  • Planning: When one of the largest ocean carriers tries a system with a retail giant on how blockchain works, I really do expect things to go smoothly. That’s because that retailer is already connected with their suppliers and has contracts/penalty clauses in place, so everyone is pretty much on their toes to make things timely. However, does this really apply to a smaller retailer? Don’t they need someone to act as the eyes and ears of the importer in Asia, push suppliers to get things moving, and let them know what is really going on? One of the major roles of a freight forwarder is to take that role on behalf of the buyer at their origin side. From a trader point of view, we work with a few of the largest U.S. traders, and they struggle to have even three weeks advanced forecast. It’s not because they don’t have the technology in place to see and control their orders and inventory. Their challenge is that they need to consider rail car arrivals, packaging, trucking, equipment, and carrier space. It all starts with an order. How is technology going to help this shipper if the U.S. railroad system is just not ready for a busy season, the packager doesn’t have enough capacity, or ocean carriers are full? Can these traders really fix these issues with better visibility/information, or you need flexible people with technology and communication within each piece of the chain to handle these issues?
  • Government-Related Inefficiencies: Have you ever shipped cargo to Brazil, Nigeria, Turkey, or even China? Do you understand government-related inefficiencies and problems, such as: can a person on a website’s chat window really help from an outsourced office, or you need real, local people?
  • Automated/Outsourced Customer Service: In the past 10 years, we have already experienced web-based operations from ocean carriers. If you are not a client with an assigned customer service representative, you are pretty much required to do things on the web, or through people you are speaking to for the first time that do not know/understand your business/concerns. You receive emails to your questions in an automatic format without a name. If your $100,000 product is stuck at a transshipment port, would you really like to get an email from an undisclosed named person (or not even a person) with no phone number?

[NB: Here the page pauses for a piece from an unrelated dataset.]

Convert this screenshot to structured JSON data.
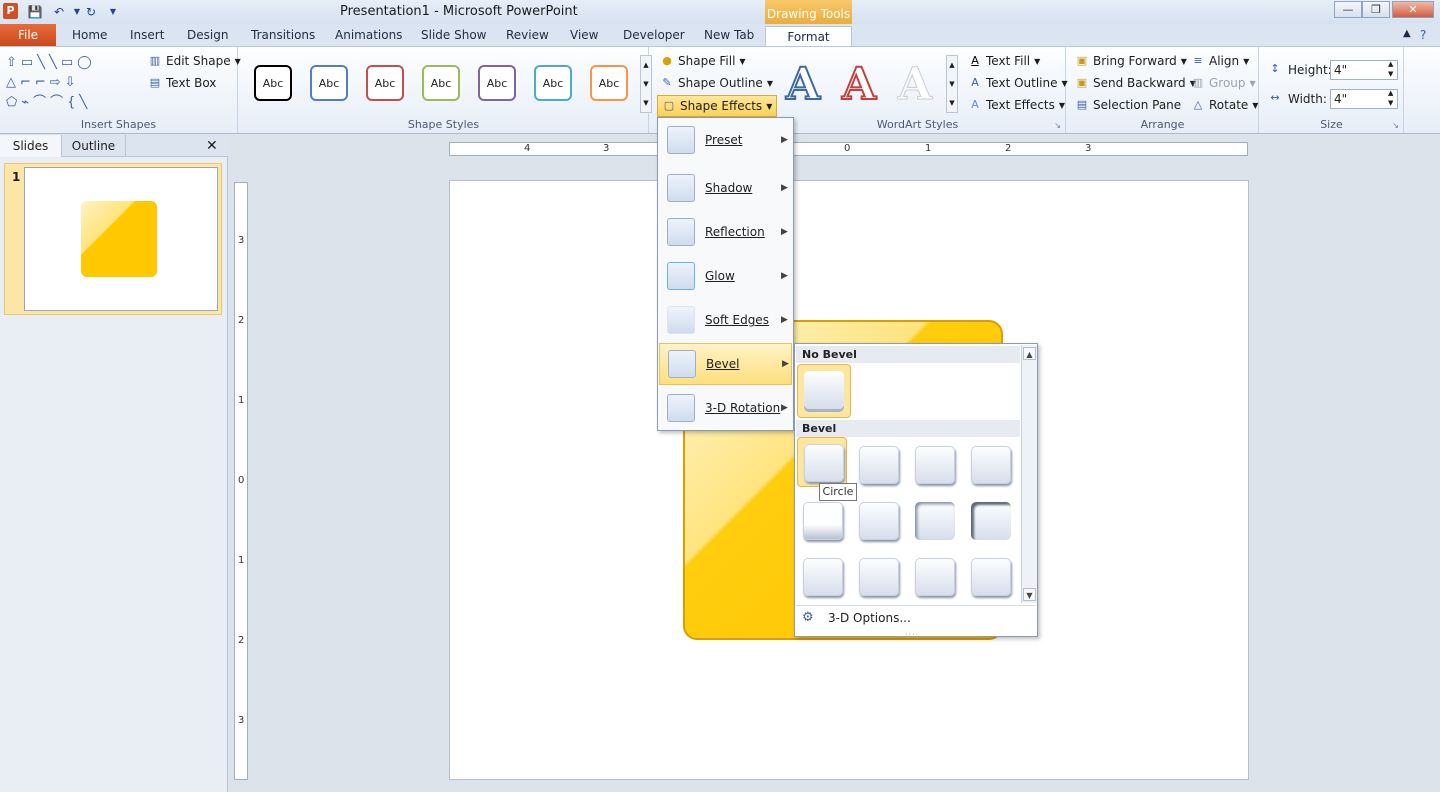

From my perspective, these are very exciting times on how we can do things through technology. It works perfectly in many industries. Personally, I don’t go out shopping anymore, don’t get a yellow cab, or make a reservation by phone. And, I know technology is really “cool.”

For the logistics industry, I believe that we already came a long way, and we should be careful not over digitalizing.

I believe there are many companies in our industry who balanced this in great fashion. They are not tech-savvy companies, but companies who understand the real day-to-day needs of clients and develop technology solutions for those targeted challenges.